• **MATERIALS PROVIDED**
####

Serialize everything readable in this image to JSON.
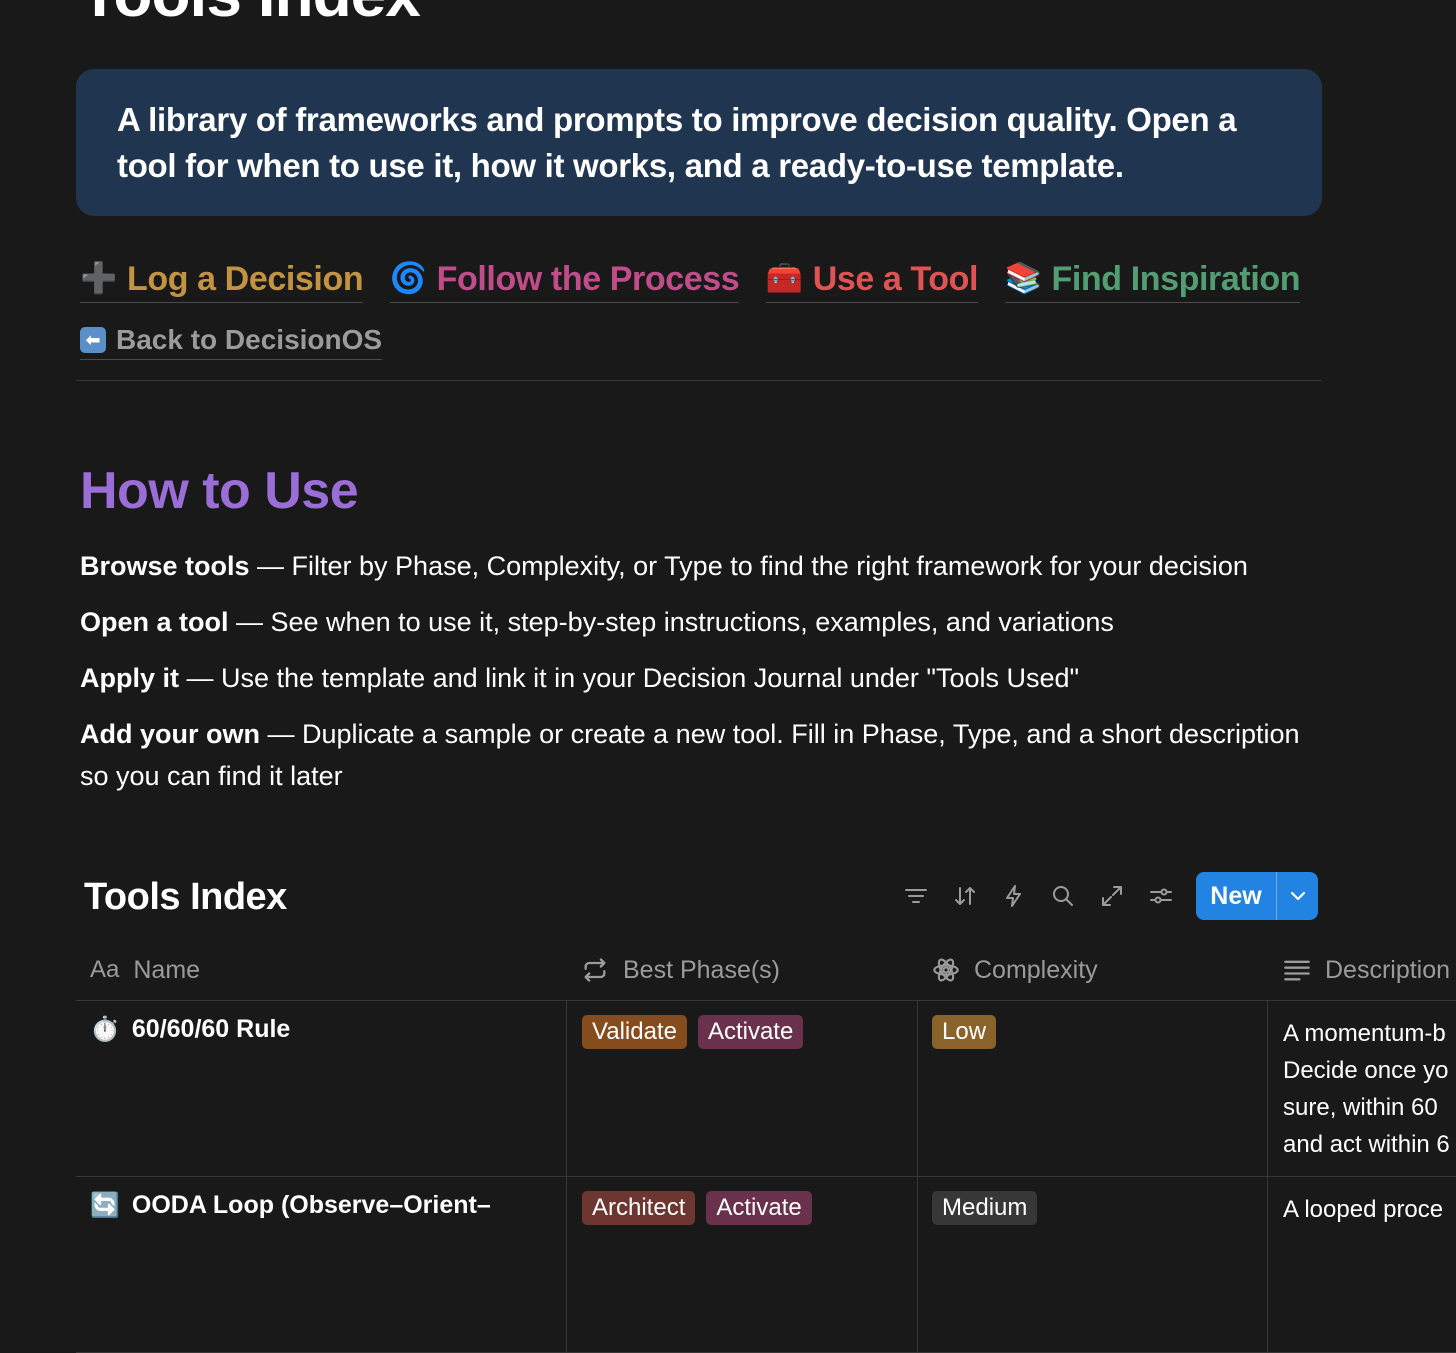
{
  "page": {
    "title": "Tools Index"
  },
  "callout": {
    "text": "A library of frameworks and prompts to improve decision quality. Open a tool for when to use it, how it works, and a ready-to-use template."
  },
  "nav": {
    "links": [
      {
        "emoji": "➕",
        "label": "Log a Decision",
        "color": "#c29343"
      },
      {
        "emoji": "🌀",
        "label": "Follow the Process",
        "color": "#c14c8a"
      },
      {
        "emoji": "🧰",
        "label": "Use a Tool",
        "color": "#df5452"
      },
      {
        "emoji": "📚",
        "label": "Find Inspiration",
        "color": "#529e72"
      }
    ],
    "back": {
      "emoji": "⬅",
      "label": "Back to DecisionOS"
    }
  },
  "how_to": {
    "heading": "How to Use",
    "items": [
      {
        "bold": "Browse tools",
        "text": " — Filter by Phase, Complexity, or Type to find the right framework for your decision"
      },
      {
        "bold": "Open a tool",
        "text": " — See when to use it, step-by-step instructions, examples, and variations"
      },
      {
        "bold": "Apply it",
        "text": " — Use the template and link it in your Decision Journal under \"Tools Used\""
      },
      {
        "bold": "Add your own",
        "text": " — Duplicate a sample or create a new tool. Fill in Phase, Type, and a short description so you can find it later"
      }
    ]
  },
  "database": {
    "title": "Tools Index",
    "toolbar": {
      "icons": [
        "filter-icon",
        "sort-icon",
        "automation-icon",
        "search-icon",
        "expand-icon",
        "settings-icon"
      ],
      "new_label": "New"
    },
    "columns": [
      {
        "icon": "Aa",
        "label": "Name"
      },
      {
        "icon": "relation-icon",
        "label": "Best Phase(s)"
      },
      {
        "icon": "select-icon",
        "label": "Complexity"
      },
      {
        "icon": "text-icon",
        "label": "Description"
      }
    ],
    "rows": [
      {
        "emoji": "⏱️",
        "name": "60/60/60 Rule",
        "phases": [
          {
            "label": "Validate",
            "color": "#854c1d"
          },
          {
            "label": "Activate",
            "color": "#69314c"
          }
        ],
        "complexity": {
          "label": "Low",
          "color": "#89632a"
        },
        "description_lines": [
          "A momentum-b",
          "Decide once yo",
          "sure, within 60",
          "and act within 6"
        ]
      },
      {
        "emoji": "🔄",
        "name": "OODA Loop (Observe–Orient–",
        "phases": [
          {
            "label": "Architect",
            "color": "#6e3630"
          },
          {
            "label": "Activate",
            "color": "#69314c"
          }
        ],
        "complexity": {
          "label": "Medium",
          "color": "#373737"
        },
        "description_lines": [
          "A looped proce"
        ]
      }
    ]
  }
}
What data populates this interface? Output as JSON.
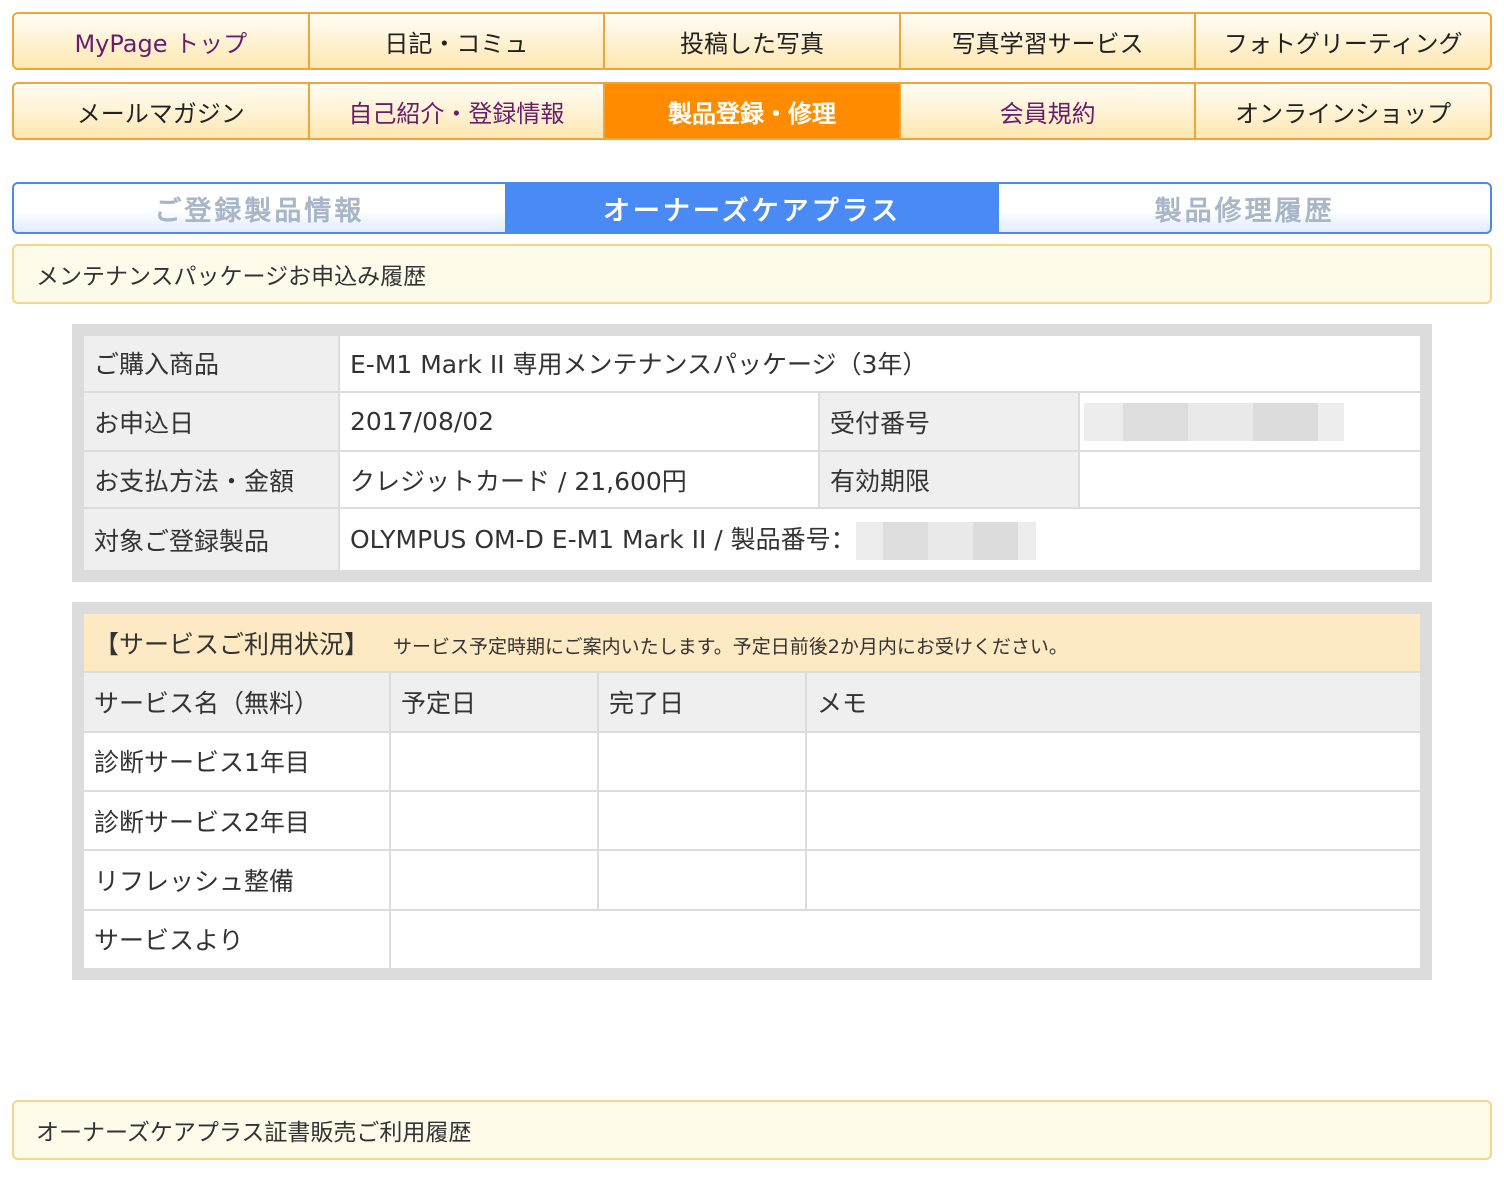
{
  "top_menu": {
    "row1": [
      "MyPage トップ",
      "日記・コミュ",
      "投稿した写真",
      "写真学習サービス",
      "フォトグリーティング"
    ],
    "row2": [
      "メールマガジン",
      "自己紹介・登録情報",
      "製品登録・修理",
      "会員規約",
      "オンラインショップ"
    ],
    "active": "製品登録・修理"
  },
  "sub_tabs": [
    "ご登録製品情報",
    "オーナーズケアプラス",
    "製品修理履歴"
  ],
  "active_sub_tab": "オーナーズケアプラス",
  "section1_title": "メンテナンスパッケージお申込み履歴",
  "purchase": {
    "product_label": "ご購入商品",
    "product_value": "E-M1 Mark II 専用メンテナンスパッケージ（3年）",
    "date_label": "お申込日",
    "date_value": "2017/08/02",
    "receipt_label": "受付番号",
    "payment_label": "お支払方法・金額",
    "payment_value": "クレジットカード / 21,600円",
    "expiry_label": "有効期限",
    "target_label": "対象ご登録製品",
    "target_value": "OLYMPUS OM-D E-M1 Mark II / 製品番号："
  },
  "service_status": {
    "title": "【サービスご利用状況】",
    "note": "サービス予定時期にご案内いたします。予定日前後2か月内にお受けください。",
    "columns": [
      "サービス名（無料）",
      "予定日",
      "完了日",
      "メモ"
    ],
    "rows": [
      "診断サービス1年目",
      "診断サービス2年目",
      "リフレッシュ整備"
    ],
    "from_service_label": "サービスより"
  },
  "section2_title": "オーナーズケアプラス証書販売ご利用履歴",
  "colors": {
    "menu_active": "#ff8c00",
    "menu_border": "#f0a43c",
    "tab_active": "#4a8af4"
  }
}
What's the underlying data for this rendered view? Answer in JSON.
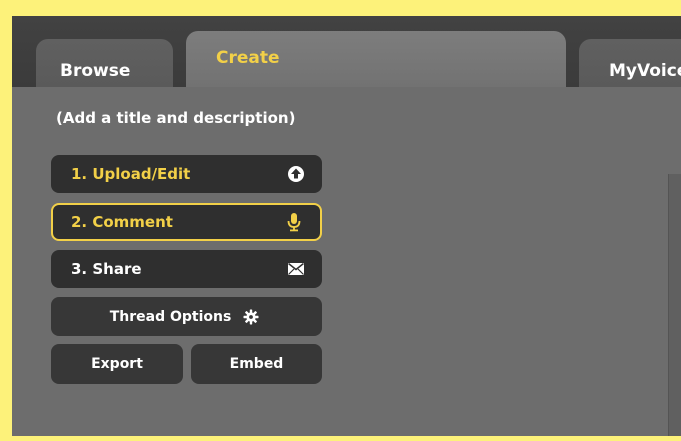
{
  "tabs": [
    {
      "label": "Browse"
    },
    {
      "label": "Create"
    },
    {
      "label": "MyVoice"
    }
  ],
  "hint": "(Add a title and description)",
  "steps": {
    "upload": {
      "label": "1. Upload/Edit",
      "icon": "upload-arrow-icon"
    },
    "comment": {
      "label": "2. Comment",
      "icon": "microphone-icon"
    },
    "share": {
      "label": "3. Share",
      "icon": "envelope-icon"
    }
  },
  "thread_options": {
    "label": "Thread Options",
    "icon": "gear-icon"
  },
  "export_label": "Export",
  "embed_label": "Embed",
  "colors": {
    "accent": "#f2d048",
    "background": "#fdf27a",
    "panel": "#6d6d6d",
    "button": "#2f2f2f"
  }
}
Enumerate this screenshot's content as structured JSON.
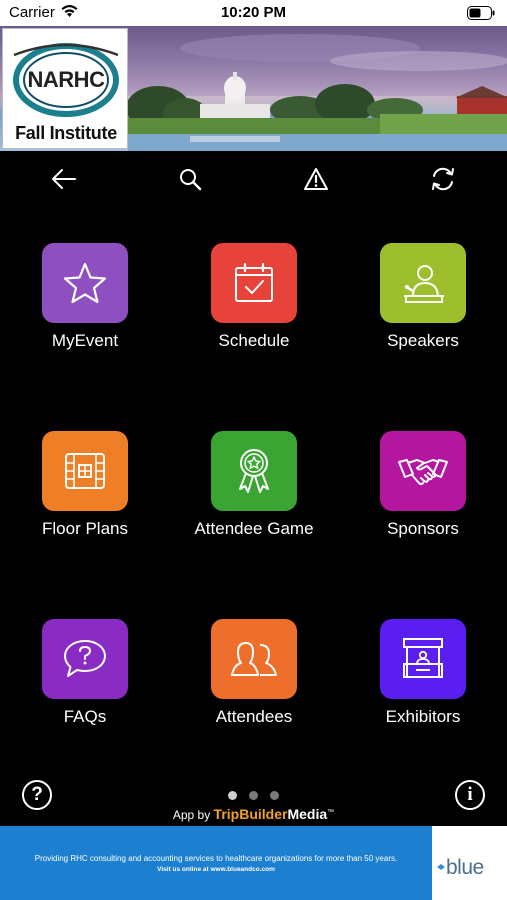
{
  "status_bar": {
    "carrier": "Carrier",
    "time": "10:20 PM"
  },
  "banner": {
    "logo_name": "NARHC",
    "logo_subtitle": "Fall Institute"
  },
  "toolbar": {
    "icons": [
      "back-arrow-icon",
      "search-icon",
      "warning-icon",
      "refresh-icon"
    ]
  },
  "tiles": [
    {
      "label": "MyEvent",
      "color": "#8e4fc0",
      "icon": "star-icon"
    },
    {
      "label": "Schedule",
      "color": "#e8433a",
      "icon": "calendar-check-icon"
    },
    {
      "label": "Speakers",
      "color": "#9dbf2e",
      "icon": "speaker-podium-icon"
    },
    {
      "label": "Floor Plans",
      "color": "#ef7f27",
      "icon": "floor-plan-icon"
    },
    {
      "label": "Attendee Game",
      "color": "#3ba534",
      "icon": "award-ribbon-icon"
    },
    {
      "label": "Sponsors",
      "color": "#b5169f",
      "icon": "handshake-icon"
    },
    {
      "label": "FAQs",
      "color": "#8a2cc4",
      "icon": "question-bubble-icon"
    },
    {
      "label": "Attendees",
      "color": "#ee6f2c",
      "icon": "people-icon"
    },
    {
      "label": "Exhibitors",
      "color": "#5a1ef0",
      "icon": "exhibitor-booth-icon"
    }
  ],
  "footer": {
    "help_symbol": "?",
    "info_symbol": "i",
    "page_count": 3,
    "active_page": 1,
    "app_by_prefix": "App by",
    "app_by_brand_1": "TripBuilder",
    "app_by_brand_2": "Media"
  },
  "ad": {
    "line1": "Providing RHC consulting and accounting services to healthcare organizations for more than 50 years.",
    "line2": "Visit us online at www.blueandco.com",
    "logo_word": "blue"
  }
}
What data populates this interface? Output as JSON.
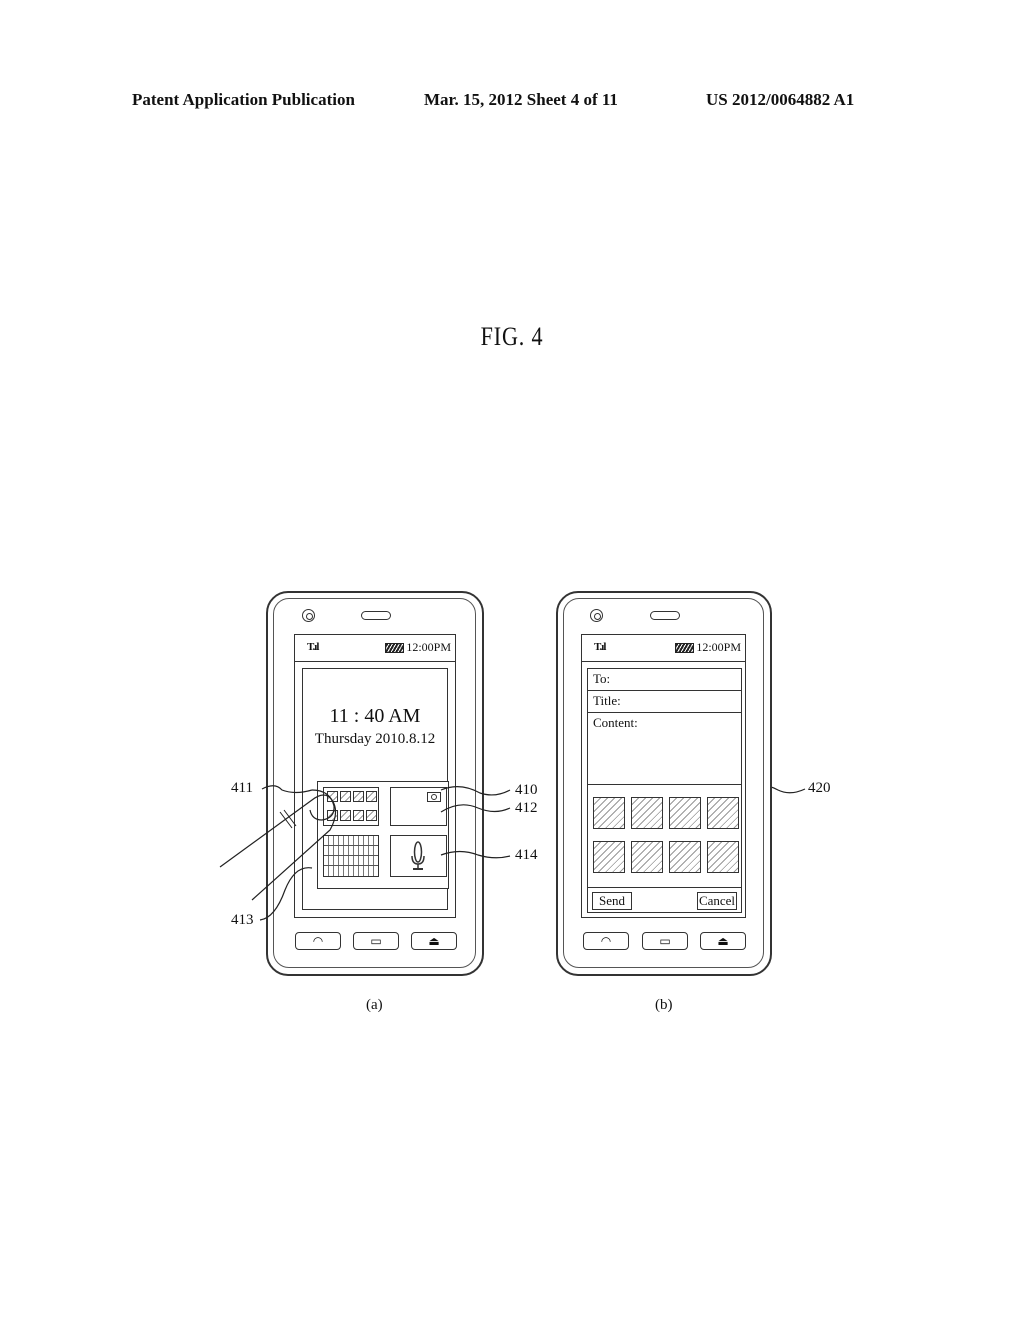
{
  "header": {
    "publication": "Patent Application Publication",
    "date_sheet": "Mar. 15, 2012  Sheet 4 of 11",
    "patent_number": "US 2012/0064882 A1"
  },
  "figure": {
    "title": "FIG. 4"
  },
  "phone_a": {
    "status_time": "12:00PM",
    "clock": "11 : 40 AM",
    "date": "Thursday 2010.8.12",
    "caption": "(a)",
    "refs": {
      "r410": "410",
      "r411": "411",
      "r412": "412",
      "r413": "413",
      "r414": "414"
    },
    "icons": [
      "grid-widget",
      "camera-icon",
      "keyboard-widget",
      "microphone-icon"
    ]
  },
  "phone_b": {
    "status_time": "12:00PM",
    "to_label": "To:",
    "title_label": "Title:",
    "content_label": "Content:",
    "send_label": "Send",
    "cancel_label": "Cancel",
    "caption": "(b)",
    "refs": {
      "r420": "420"
    }
  },
  "hardware_buttons": [
    "call-icon",
    "menu-icon",
    "end-call-icon"
  ]
}
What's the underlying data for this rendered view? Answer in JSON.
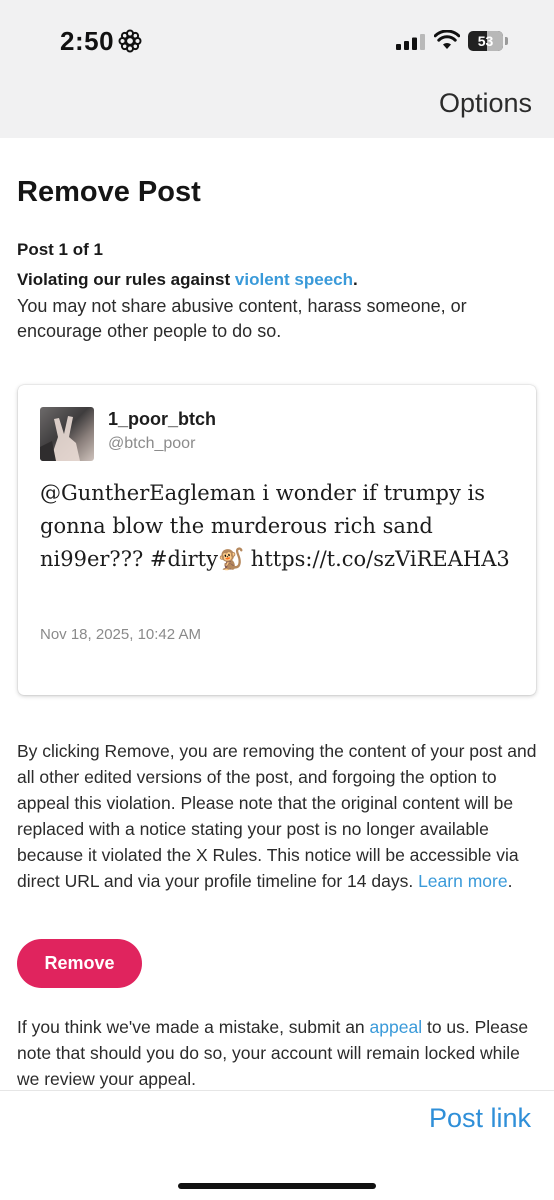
{
  "status_bar": {
    "time": "2:50",
    "focus_icon": "focus-flower-icon",
    "signal_icon": "cellular-signal-icon",
    "wifi_icon": "wifi-icon",
    "battery_level": "53"
  },
  "header": {
    "options_label": "Options"
  },
  "main": {
    "title": "Remove Post",
    "post_count": "Post 1 of 1",
    "violation_prefix": "Violating our rules against ",
    "violation_link": "violent speech",
    "violation_suffix": ".",
    "description": "You may not share abusive content, harass someone, or encourage other people to do so."
  },
  "post": {
    "display_name": "1_poor_btch",
    "handle": "@btch_poor",
    "text": "@GuntherEagleman i wonder if trumpy is gonna blow the murderous rich sand ni99er??? #dirty🐒 https://t.co/szViREAHA3",
    "timestamp": "Nov 18, 2025, 10:42 AM"
  },
  "legal": {
    "text": "By clicking Remove, you are removing the content of your post and all other edited versions of the post, and forgoing the option to appeal this violation. Please note that the original content will be replaced with a notice stating your post is no longer available because it violated the X Rules. This notice will be accessible via direct URL and via your profile timeline for 14 days. ",
    "learn_more": "Learn more",
    "end": "."
  },
  "actions": {
    "remove_label": "Remove"
  },
  "appeal": {
    "prefix": "If you think we've made a mistake, submit an ",
    "link": "appeal",
    "suffix": " to us. Please note that should you do so, your account will remain locked while we review your appeal."
  },
  "footer": {
    "post_link_label": "Post link"
  },
  "colors": {
    "link": "#3a9ad9",
    "remove_button": "#e0245e",
    "post_link": "#2f8fd8"
  }
}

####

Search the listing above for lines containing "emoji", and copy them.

        "emoji": "➕",
        "emoji": "🌀",
        "emoji": "🧰",
        "emoji": "📚",
      "emoji": "⬅",
        "emoji": "⏱️",
        "emoji": "🔄",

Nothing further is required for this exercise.